But crying is not the only way adopted by your baby to prove a point or to attract people. From birth, a baby makes a range of sounds and noises such as crying, coughing, burping and quiet low-pitched contented sounds.
These varied noises are signs that your baby is trying to pick up ambient noises and imitating them. And it is also a sign that your baby’s vocal development is on track, as it gets geared up for future use.
In the first three months after delivery, most of the baby noises are limited to giggling, gurgling, and cooing. They are more noises than speech sounds, but they are an important development as it marks your baby’s readiness in trying to speak.
Over the next three months, your baby will continue to babble and coo. But he/she will also make sounds made with the lips placed together. Extreme high-pitched noises like yells and squeals are also given out.
Between the sixth and ninth month, variations in the intonation of babbling start to appear, and it might even sound like your baby is asking you a question. He/she may also learn to respond to his/her first words and might wave if you say “bye-bye”, or stop if you say “no”.
This is a good time to increase the reading time. Read all kinds of books (simple and hard) with proper expressions and pauses so that your baby, even if nothing else, learns how to emote and express in the future.
By the twelfth month, strings of different syllables such as “ma-ba-da” begin to appear, and also babbling with vowels and constants like “aba” is observed. Babies can imitate words and sounds, and the much awaited first words might appear.
By your baby’s first birthday, he/she would be pronouncing his/her first full common words. They generally tend to be any commonly-used noun word – which is short and easy to say, like “dog” or “cat” or “ball”.
One should encourage the child to talk and repeat the word so that he/she can eventually learn it. Toddlers also point to an object when it is named, and recognise names of familiar people and object.
And finally by the age of two, you can expect your baby’s vocabulary to start taking shape. He/she will put two words together such as “cat big” or “big cat”.
A 2-year-old can also follow simple two-step commands, such as “Wear clothes and come out”. He will also observe adults and start changing his/her tone to show that he/she is asking something or he/she is happy or sad about what is being said to him/her. He/she will begin to master words like “me”, “you”, “up” and “down”.
Please note that different kids have a different rate of growth and speed of growth. Every child grows and develops differently, and one should not compare their child’s language and speech development to other children.

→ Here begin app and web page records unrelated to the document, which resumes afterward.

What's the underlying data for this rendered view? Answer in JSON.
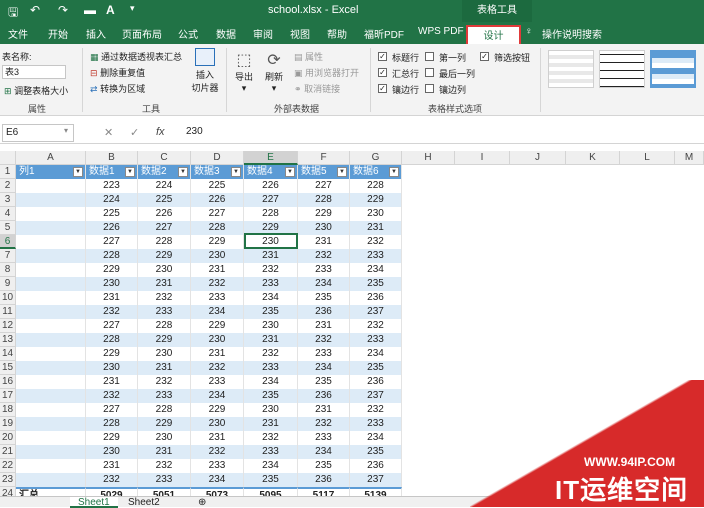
{
  "titlebar": {
    "filename": "school.xlsx",
    "separator": "-",
    "app": "Excel",
    "context_group": "表格工具"
  },
  "tabs": [
    "文件",
    "开始",
    "插入",
    "页面布局",
    "公式",
    "数据",
    "审阅",
    "视图",
    "帮助",
    "福昕PDF",
    "WPS PDF"
  ],
  "active_tab": "设计",
  "tell_me": "操作说明搜索",
  "ribbon": {
    "props": {
      "table_name_label": "表名称:",
      "table_name": "表3",
      "resize": "调整表格大小",
      "group": "属性"
    },
    "tools": {
      "pivot": "通过数据透视表汇总",
      "remove_dup": "删除重复值",
      "to_range": "转换为区域",
      "slicer_l1": "插入",
      "slicer_l2": "切片器",
      "group": "工具"
    },
    "external": {
      "export": "导出",
      "refresh": "刷新",
      "properties": "属性",
      "open_browser": "用浏览器打开",
      "unlink": "取消链接",
      "group": "外部表数据"
    },
    "style_opts": {
      "header_row": "标题行",
      "first_col": "第一列",
      "filter_btn": "筛选按钮",
      "total_row": "汇总行",
      "last_col": "最后一列",
      "banded_rows": "镶边行",
      "banded_cols": "镶边列",
      "group": "表格样式选项"
    }
  },
  "formula": {
    "name_box": "E6",
    "value": "230",
    "cancel": "✕",
    "enter": "✓",
    "fx": "fx"
  },
  "columns": [
    "A",
    "B",
    "C",
    "D",
    "E",
    "F",
    "G",
    "H",
    "I",
    "J",
    "K",
    "L",
    "M"
  ],
  "table_headers": [
    "列1",
    "数据1",
    "数据2",
    "数据3",
    "数据4",
    "数据5",
    "数据6"
  ],
  "rows": [
    [
      "223",
      "224",
      "225",
      "226",
      "227",
      "228"
    ],
    [
      "224",
      "225",
      "226",
      "227",
      "228",
      "229"
    ],
    [
      "225",
      "226",
      "227",
      "228",
      "229",
      "230"
    ],
    [
      "226",
      "227",
      "228",
      "229",
      "230",
      "231"
    ],
    [
      "227",
      "228",
      "229",
      "230",
      "231",
      "232"
    ],
    [
      "228",
      "229",
      "230",
      "231",
      "232",
      "233"
    ],
    [
      "229",
      "230",
      "231",
      "232",
      "233",
      "234"
    ],
    [
      "230",
      "231",
      "232",
      "233",
      "234",
      "235"
    ],
    [
      "231",
      "232",
      "233",
      "234",
      "235",
      "236"
    ],
    [
      "232",
      "233",
      "234",
      "235",
      "236",
      "237"
    ],
    [
      "227",
      "228",
      "229",
      "230",
      "231",
      "232"
    ],
    [
      "228",
      "229",
      "230",
      "231",
      "232",
      "233"
    ],
    [
      "229",
      "230",
      "231",
      "232",
      "233",
      "234"
    ],
    [
      "230",
      "231",
      "232",
      "233",
      "234",
      "235"
    ],
    [
      "231",
      "232",
      "233",
      "234",
      "235",
      "236"
    ],
    [
      "232",
      "233",
      "234",
      "235",
      "236",
      "237"
    ],
    [
      "227",
      "228",
      "229",
      "230",
      "231",
      "232"
    ],
    [
      "228",
      "229",
      "230",
      "231",
      "232",
      "233"
    ],
    [
      "229",
      "230",
      "231",
      "232",
      "233",
      "234"
    ],
    [
      "230",
      "231",
      "232",
      "233",
      "234",
      "235"
    ],
    [
      "231",
      "232",
      "233",
      "234",
      "235",
      "236"
    ],
    [
      "232",
      "233",
      "234",
      "235",
      "236",
      "237"
    ]
  ],
  "total_row": {
    "label": "汇总",
    "values": [
      "5029",
      "5051",
      "5073",
      "5095",
      "5117",
      "5139"
    ]
  },
  "sheets": [
    "Sheet1",
    "Sheet2"
  ],
  "watermark": {
    "url": "WWW.94IP.COM",
    "brand": "IT运维空间"
  },
  "colors": {
    "excel_green": "#217346",
    "table_header": "#5b9bd5",
    "band": "#ddebf7",
    "highlight": "#e03a3a"
  }
}
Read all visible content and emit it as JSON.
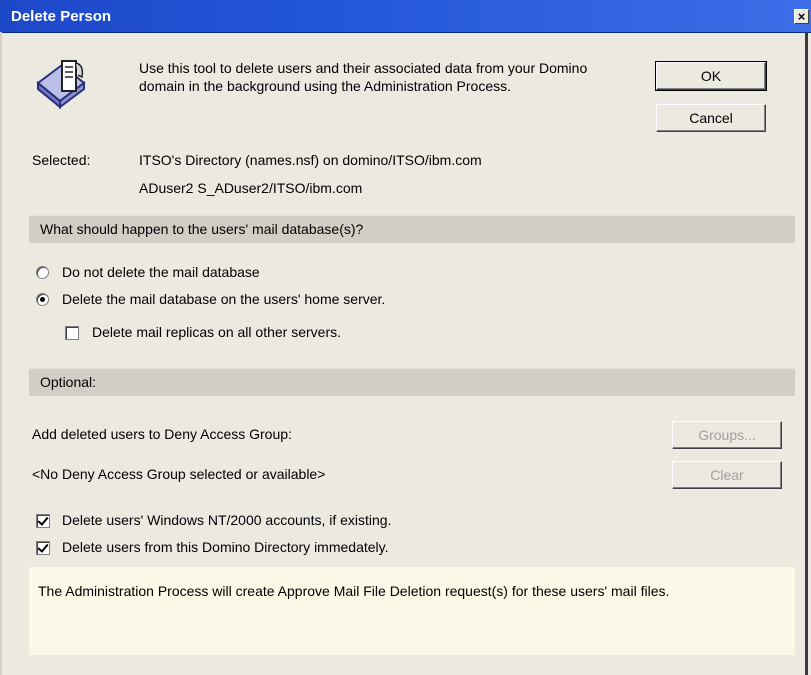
{
  "window": {
    "title": "Delete Person",
    "close_glyph": "×"
  },
  "intro": {
    "icon": "delete-person-document-icon",
    "text": "Use this tool to delete users and their associated data from your Domino domain in the background using the Administration Process."
  },
  "buttons": {
    "ok": "OK",
    "cancel": "Cancel",
    "groups": "Groups...",
    "clear": "Clear"
  },
  "selected": {
    "label": "Selected:",
    "directory": "ITSO's Directory (names.nsf) on domino/ITSO/ibm.com",
    "user": "ADuser2 S_ADuser2/ITSO/ibm.com"
  },
  "mail_section": {
    "header": "What should happen to the users' mail database(s)?",
    "options": [
      {
        "label": "Do not delete the mail database",
        "checked": false
      },
      {
        "label": "Delete the mail database on the users' home server.",
        "checked": true
      }
    ],
    "replicas": {
      "label": "Delete mail replicas on all other servers.",
      "checked": false
    }
  },
  "optional_section": {
    "header": "Optional:",
    "deny_group_label": "Add deleted users to Deny Access Group:",
    "deny_group_value": "<No Deny Access Group selected or available>",
    "checkboxes": [
      {
        "label": "Delete users' Windows NT/2000 accounts, if existing.",
        "checked": true
      },
      {
        "label": "Delete users from this Domino Directory immedately.",
        "checked": true
      }
    ]
  },
  "info": {
    "text": "The Administration Process will create Approve Mail File Deletion request(s) for these users' mail files."
  },
  "colors": {
    "titlebar": "#2356d8",
    "dialog_bg": "#ece9e1",
    "section_bg": "#d2cec5",
    "info_bg": "#fbf8e7"
  }
}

However, even If after a long time or delay, your child does not seem to open his/her mouth and speak or is majorly relying only on gestures and hand movements to make his/her point, then please consult a paediatrician or a speech therapist immediately. Early detection may reduce some of the problems associated with speech delay.